Generation Z consumers are well-known as tastemakers when it comes to pop culture, music and fashion, and their influence is quickly expanding to the financial industry as many begin to seek out banks for the first time. Most of these consumers prefer to bank with financial institutions (FIs) that have physical locations, but 37.5 percent said they would prefer to use digital-only banks for their financial needs. Several factors have shaped Gen Z consumers’ expectations, including their digital immersion since birth and the fact that they have come of age during an unprecedented digital banking surge.
Gen Z consumers and their millennial counterparts represent more than $3 trillion in potential spending and investing, giving them a considerable say in shaping the direction of digital banking for the next half-century. Seamless and secure onboarding is a key demand among these younger generations, and banks are scrambling to accommodate their needs to turn them into lifelong customers.
The following Deep Dive explores what Gen Z customers expect when it comes to their digital banking experiences — especially those related to onboarding — and how banks are working to turn their desires into reality.
Why Seamless And Secure Onboarding Is Of Utmost Importance
Younger banking customers tend to value user experience when it comes to online banking, with some surveys finding that it ranks second behind low fees as their top priority. Digital consumers from other generations are of much the same opinion, with a Deloitte study finding that 38 percent of all digital bankers rank user experience as the most critical factor when selecting an FI.

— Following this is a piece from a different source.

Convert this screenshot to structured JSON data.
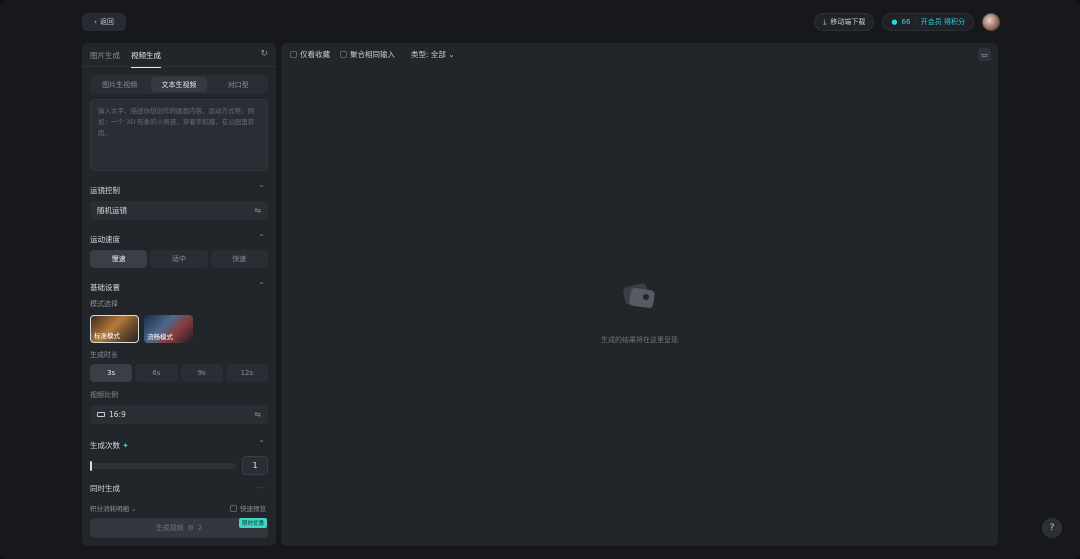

Onboarding is a critical step in the user experience, as it represents the first interaction between consumers and banks, setting the tone for their financial relationships — and bad experiences can result in consumers’ abrupt departures. A July 2020 study of leading banks found that opening an account can take anywhere from 24 to 120 clicks, with some FIs forcing customers to wait up to 36 days before they are given full access to their accounts. This stands in stark contrast to the digital interactions younger generations experience in other parts of their lives. It takes only minutes to apply and receive approval for an Apple Card, for example, and consumers can begin using the product immediately.
Some banks might be inclined to eschew Gen Z consumers’ opinions due to their relative lack of wealth and investment opportunities compared to older generations, but this situation is only temporary. Millennials and Gen Z consumers are expected to account for $30 trillion in wealth over the coming decade, and their preferences are decidedly digital. Half of Gen Z bank customers use digital wallets, for example, and more than 75 percent of Gen Z adults use other digital payment apps. Younger banking customers are extremely likely to switch FIs if they are unsatisfied, representing massive opportunity costs if their needs go unmet.
It is thus no wonder that banks are swiftly improving their onboarding processes and other digital systems to suit their younger customers’ tastes. These adjustments largely consist of two separate but equally important components: new technologies that streamline the onboarding process and technology platforms that can seamlessly introduce new apps to future-proof customer experiences.
The Technological Solutions To Smooth Onboarding
The first step to ensuring seamless and secure onboarding for customers is to have the right technologies in place. Customers are particularly averse to inputting redundant information in different data fields, such as having to type in their names more than once on different pages. Many banks and businesses are addressing this issue with data capture systems that can automatically complete forms with previously provided information, and some are even leveraging third-party partnerships with financial services providers like Google Pay or PayPal to automate payment card entry. Third-party partnerships are also valuable for digital signatures and remote document authentication, both of which can allow customers to skip branch visits and verify their identities from home.
Banks must continually adjust their onboarding strategies to keep pace with today’s blistering pace of digital innovation. Banks looking to future-proof their onboarding experiences must ensure that their back-end systems can seamlessly implement new apps as they are developed. Consumers’ preferences are constantly changing based on their experiences with non-financial platforms, like food ordering and eCommerce, and they expect their banks to be just as efficient. Implementing back-end systems that cannot support the latest technologies is a near-surefire recipe for customer friction and abandonment.
Younger generations might hold only a small fraction of the world’s wealth now, but they will soon be the global economy’s power players. Banks must not only meet their preferences but must also keep tabs on how they evolve to deliver onboarding systems that meet them where they are.